> Exercise objective
Word for word, set down every record that appears below.

Start of Block

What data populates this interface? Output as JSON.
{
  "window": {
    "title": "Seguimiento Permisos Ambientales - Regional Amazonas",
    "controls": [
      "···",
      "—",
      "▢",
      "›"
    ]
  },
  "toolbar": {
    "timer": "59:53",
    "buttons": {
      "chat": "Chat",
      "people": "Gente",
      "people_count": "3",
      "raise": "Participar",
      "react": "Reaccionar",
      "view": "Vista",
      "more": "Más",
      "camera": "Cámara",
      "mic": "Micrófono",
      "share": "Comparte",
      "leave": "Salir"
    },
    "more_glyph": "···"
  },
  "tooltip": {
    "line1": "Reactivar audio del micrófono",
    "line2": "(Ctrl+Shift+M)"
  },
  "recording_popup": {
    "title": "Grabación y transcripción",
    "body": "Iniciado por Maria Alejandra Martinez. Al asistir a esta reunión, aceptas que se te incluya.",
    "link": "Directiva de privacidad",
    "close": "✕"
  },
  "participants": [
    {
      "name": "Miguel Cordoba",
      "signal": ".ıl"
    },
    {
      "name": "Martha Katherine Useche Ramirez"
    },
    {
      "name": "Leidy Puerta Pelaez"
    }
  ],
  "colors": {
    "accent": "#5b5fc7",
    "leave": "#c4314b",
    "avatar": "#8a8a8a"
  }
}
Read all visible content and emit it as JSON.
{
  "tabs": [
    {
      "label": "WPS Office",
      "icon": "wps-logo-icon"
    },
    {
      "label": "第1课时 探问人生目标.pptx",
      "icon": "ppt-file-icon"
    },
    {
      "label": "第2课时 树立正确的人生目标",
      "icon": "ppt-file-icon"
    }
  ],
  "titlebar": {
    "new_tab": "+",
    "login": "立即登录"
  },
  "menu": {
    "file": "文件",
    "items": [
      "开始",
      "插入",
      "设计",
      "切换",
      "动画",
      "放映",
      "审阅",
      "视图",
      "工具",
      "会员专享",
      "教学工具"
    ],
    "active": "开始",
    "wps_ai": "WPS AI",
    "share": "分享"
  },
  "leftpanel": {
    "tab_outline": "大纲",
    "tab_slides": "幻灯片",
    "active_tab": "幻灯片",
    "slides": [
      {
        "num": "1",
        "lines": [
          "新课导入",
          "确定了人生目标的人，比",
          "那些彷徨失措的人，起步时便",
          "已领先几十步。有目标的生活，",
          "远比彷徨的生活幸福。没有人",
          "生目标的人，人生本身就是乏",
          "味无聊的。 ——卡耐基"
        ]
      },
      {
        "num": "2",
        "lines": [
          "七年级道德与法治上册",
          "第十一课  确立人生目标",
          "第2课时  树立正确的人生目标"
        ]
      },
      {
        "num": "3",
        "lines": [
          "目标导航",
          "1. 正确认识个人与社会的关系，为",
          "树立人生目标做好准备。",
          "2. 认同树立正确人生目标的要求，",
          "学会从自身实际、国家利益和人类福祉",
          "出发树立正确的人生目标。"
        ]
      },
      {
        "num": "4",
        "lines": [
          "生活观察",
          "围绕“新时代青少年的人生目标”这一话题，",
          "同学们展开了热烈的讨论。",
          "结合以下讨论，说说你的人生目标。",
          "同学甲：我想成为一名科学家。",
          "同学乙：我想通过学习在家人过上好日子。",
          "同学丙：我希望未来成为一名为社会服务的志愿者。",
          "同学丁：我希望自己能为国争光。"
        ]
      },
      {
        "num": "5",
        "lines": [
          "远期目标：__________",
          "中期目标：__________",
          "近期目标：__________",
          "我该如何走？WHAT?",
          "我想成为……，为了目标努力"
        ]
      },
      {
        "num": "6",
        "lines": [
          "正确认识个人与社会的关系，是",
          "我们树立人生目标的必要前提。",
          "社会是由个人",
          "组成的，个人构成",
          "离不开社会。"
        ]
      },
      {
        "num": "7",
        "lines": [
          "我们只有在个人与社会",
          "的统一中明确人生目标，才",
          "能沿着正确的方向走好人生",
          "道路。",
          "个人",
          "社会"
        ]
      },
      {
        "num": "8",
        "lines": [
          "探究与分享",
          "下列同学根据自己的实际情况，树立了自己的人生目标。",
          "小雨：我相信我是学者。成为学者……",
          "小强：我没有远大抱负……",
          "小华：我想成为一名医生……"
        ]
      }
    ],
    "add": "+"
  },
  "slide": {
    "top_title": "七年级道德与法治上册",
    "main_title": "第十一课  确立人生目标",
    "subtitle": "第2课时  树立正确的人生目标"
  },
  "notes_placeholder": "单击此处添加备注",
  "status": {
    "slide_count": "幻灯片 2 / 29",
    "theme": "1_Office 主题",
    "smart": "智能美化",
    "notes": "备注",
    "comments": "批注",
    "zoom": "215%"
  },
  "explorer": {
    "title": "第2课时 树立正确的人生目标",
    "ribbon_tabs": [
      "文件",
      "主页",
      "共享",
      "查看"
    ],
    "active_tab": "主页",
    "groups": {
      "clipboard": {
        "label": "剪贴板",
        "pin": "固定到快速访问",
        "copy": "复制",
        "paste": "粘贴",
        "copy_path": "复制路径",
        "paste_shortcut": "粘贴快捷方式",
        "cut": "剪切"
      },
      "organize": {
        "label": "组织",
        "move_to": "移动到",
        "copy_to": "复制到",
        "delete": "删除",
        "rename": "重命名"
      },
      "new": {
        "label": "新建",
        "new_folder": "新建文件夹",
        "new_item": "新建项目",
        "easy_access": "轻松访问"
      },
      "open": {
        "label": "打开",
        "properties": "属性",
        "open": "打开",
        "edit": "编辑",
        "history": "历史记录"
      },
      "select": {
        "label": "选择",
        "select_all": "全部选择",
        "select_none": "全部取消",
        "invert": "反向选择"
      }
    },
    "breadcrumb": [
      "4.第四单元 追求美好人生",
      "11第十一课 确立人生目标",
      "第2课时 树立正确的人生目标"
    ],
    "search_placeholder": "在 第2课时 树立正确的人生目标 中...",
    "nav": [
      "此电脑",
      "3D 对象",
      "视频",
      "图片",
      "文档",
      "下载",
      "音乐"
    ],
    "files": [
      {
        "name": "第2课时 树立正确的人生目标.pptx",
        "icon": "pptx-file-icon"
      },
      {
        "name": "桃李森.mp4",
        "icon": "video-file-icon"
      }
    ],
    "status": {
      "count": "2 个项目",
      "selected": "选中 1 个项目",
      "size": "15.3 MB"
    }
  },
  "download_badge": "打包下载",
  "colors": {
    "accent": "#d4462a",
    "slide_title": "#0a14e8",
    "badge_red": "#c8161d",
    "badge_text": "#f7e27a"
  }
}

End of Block

> Written solution
What data populates this interface? Output as JSON.
{
  "window": {
    "title": "Seguimiento Permisos Ambientales - Regional Amazonas",
    "controls": [
      "···",
      "—",
      "▢",
      "›"
    ]
  },
  "toolbar": {
    "timer": "59:53",
    "buttons": {
      "chat": "Chat",
      "people": "Gente",
      "people_count": "3",
      "raise": "Participar",
      "react": "Reaccionar",
      "view": "Vista",
      "more": "Más",
      "camera": "Cámara",
      "mic": "Micrófono",
      "share": "Comparte",
      "leave": "Salir"
    },
    "more_glyph": "···"
  },
  "tooltip": {
    "line1": "Reactivar audio del micrófono",
    "line2": "(Ctrl+Shift+M)"
  },
  "recording_popup": {
    "title": "Grabación y transcripción",
    "body": "Iniciado por Maria Alejandra Martinez. Al asistir a esta reunión, aceptas que se te incluya.",
    "link": "Directiva de privacidad",
    "close": "✕"
  },
  "participants": [
    {
      "name": "Miguel Cordoba",
      "signal": ".ıl"
    },
    {
      "name": "Martha Katherine Useche Ramirez"
    },
    {
      "name": "Leidy Puerta Pelaez"
    }
  ],
  "colors": {
    "accent": "#5b5fc7",
    "leave": "#c4314b",
    "avatar": "#8a8a8a"
  }
}
Read all visible content and emit it as JSON.
{
  "tabs": [
    {
      "label": "WPS Office",
      "icon": "wps-logo-icon"
    },
    {
      "label": "第1课时 探问人生目标.pptx",
      "icon": "ppt-file-icon"
    },
    {
      "label": "第2课时 树立正确的人生目标",
      "icon": "ppt-file-icon"
    }
  ],
  "titlebar": {
    "new_tab": "+",
    "login": "立即登录"
  },
  "menu": {
    "file": "文件",
    "items": [
      "开始",
      "插入",
      "设计",
      "切换",
      "动画",
      "放映",
      "审阅",
      "视图",
      "工具",
      "会员专享",
      "教学工具"
    ],
    "active": "开始",
    "wps_ai": "WPS AI",
    "share": "分享"
  },
  "leftpanel": {
    "tab_outline": "大纲",
    "tab_slides": "幻灯片",
    "active_tab": "幻灯片",
    "slides": [
      {
        "num": "1",
        "lines": [
          "新课导入",
          "确定了人生目标的人，比",
          "那些彷徨失措的人，起步时便",
          "已领先几十步。有目标的生活，",
          "远比彷徨的生活幸福。没有人",
          "生目标的人，人生本身就是乏",
          "味无聊的。 ——卡耐基"
        ]
      },
      {
        "num": "2",
        "lines": [
          "七年级道德与法治上册",
          "第十一课  确立人生目标",
          "第2课时  树立正确的人生目标"
        ]
      },
      {
        "num": "3",
        "lines": [
          "目标导航",
          "1. 正确认识个人与社会的关系，为",
          "树立人生目标做好准备。",
          "2. 认同树立正确人生目标的要求，",
          "学会从自身实际、国家利益和人类福祉",
          "出发树立正确的人生目标。"
        ]
      },
      {
        "num": "4",
        "lines": [
          "生活观察",
          "围绕“新时代青少年的人生目标”这一话题，",
          "同学们展开了热烈的讨论。",
          "结合以下讨论，说说你的人生目标。",
          "同学甲：我想成为一名科学家。",
          "同学乙：我想通过学习在家人过上好日子。",
          "同学丙：我希望未来成为一名为社会服务的志愿者。",
          "同学丁：我希望自己能为国争光。"
        ]
      },
      {
        "num": "5",
        "lines": [
          "远期目标：__________",
          "中期目标：__________",
          "近期目标：__________",
          "我该如何走？WHAT?",
          "我想成为……，为了目标努力"
        ]
      },
      {
        "num": "6",
        "lines": [
          "正确认识个人与社会的关系，是",
          "我们树立人生目标的必要前提。",
          "社会是由个人",
          "组成的，个人构成",
          "离不开社会。"
        ]
      },
      {
        "num": "7",
        "lines": [
          "我们只有在个人与社会",
          "的统一中明确人生目标，才",
          "能沿着正确的方向走好人生",
          "道路。",
          "个人",
          "社会"
        ]
      },
      {
        "num": "8",
        "lines": [
          "探究与分享",
          "下列同学根据自己的实际情况，树立了自己的人生目标。",
          "小雨：我相信我是学者。成为学者……",
          "小强：我没有远大抱负……",
          "小华：我想成为一名医生……"
        ]
      }
    ],
    "add": "+"
  },
  "slide": {
    "top_title": "七年级道德与法治上册",
    "main_title": "第十一课  确立人生目标",
    "subtitle": "第2课时  树立正确的人生目标"
  },
  "notes_placeholder": "单击此处添加备注",
  "status": {
    "slide_count": "幻灯片 2 / 29",
    "theme": "1_Office 主题",
    "smart": "智能美化",
    "notes": "备注",
    "comments": "批注",
    "zoom": "215%"
  },
  "explorer": {
    "title": "第2课时 树立正确的人生目标",
    "ribbon_tabs": [
      "文件",
      "主页",
      "共享",
      "查看"
    ],
    "active_tab": "主页",
    "groups": {
      "clipboard": {
        "label": "剪贴板",
        "pin": "固定到快速访问",
        "copy": "复制",
        "paste": "粘贴",
        "copy_path": "复制路径",
        "paste_shortcut": "粘贴快捷方式",
        "cut": "剪切"
      },
      "organize": {
        "label": "组织",
        "move_to": "移动到",
        "copy_to": "复制到",
        "delete": "删除",
        "rename": "重命名"
      },
      "new": {
        "label": "新建",
        "new_folder": "新建文件夹",
        "new_item": "新建项目",
        "easy_access": "轻松访问"
      },
      "open": {
        "label": "打开",
        "properties": "属性",
        "open": "打开",
        "edit": "编辑",
        "history": "历史记录"
      },
      "select": {
        "label": "选择",
        "select_all": "全部选择",
        "select_none": "全部取消",
        "invert": "反向选择"
      }
    },
    "breadcrumb": [
      "4.第四单元 追求美好人生",
      "11第十一课 确立人生目标",
      "第2课时 树立正确的人生目标"
    ],
    "search_placeholder": "在 第2课时 树立正确的人生目标 中...",
    "nav": [
      "此电脑",
      "3D 对象",
      "视频",
      "图片",
      "文档",
      "下载",
      "音乐"
    ],
    "files": [
      {
        "name": "第2课时 树立正确的人生目标.pptx",
        "icon": "pptx-file-icon"
      },
      {
        "name": "桃李森.mp4",
        "icon": "video-file-icon"
      }
    ],
    "status": {
      "count": "2 个项目",
      "selected": "选中 1 个项目",
      "size": "15.3 MB"
    }
  },
  "download_badge": "打包下载",
  "colors": {
    "accent": "#d4462a",
    "slide_title": "#0a14e8",
    "badge_red": "#c8161d",
    "badge_text": "#f7e27a"
  }
}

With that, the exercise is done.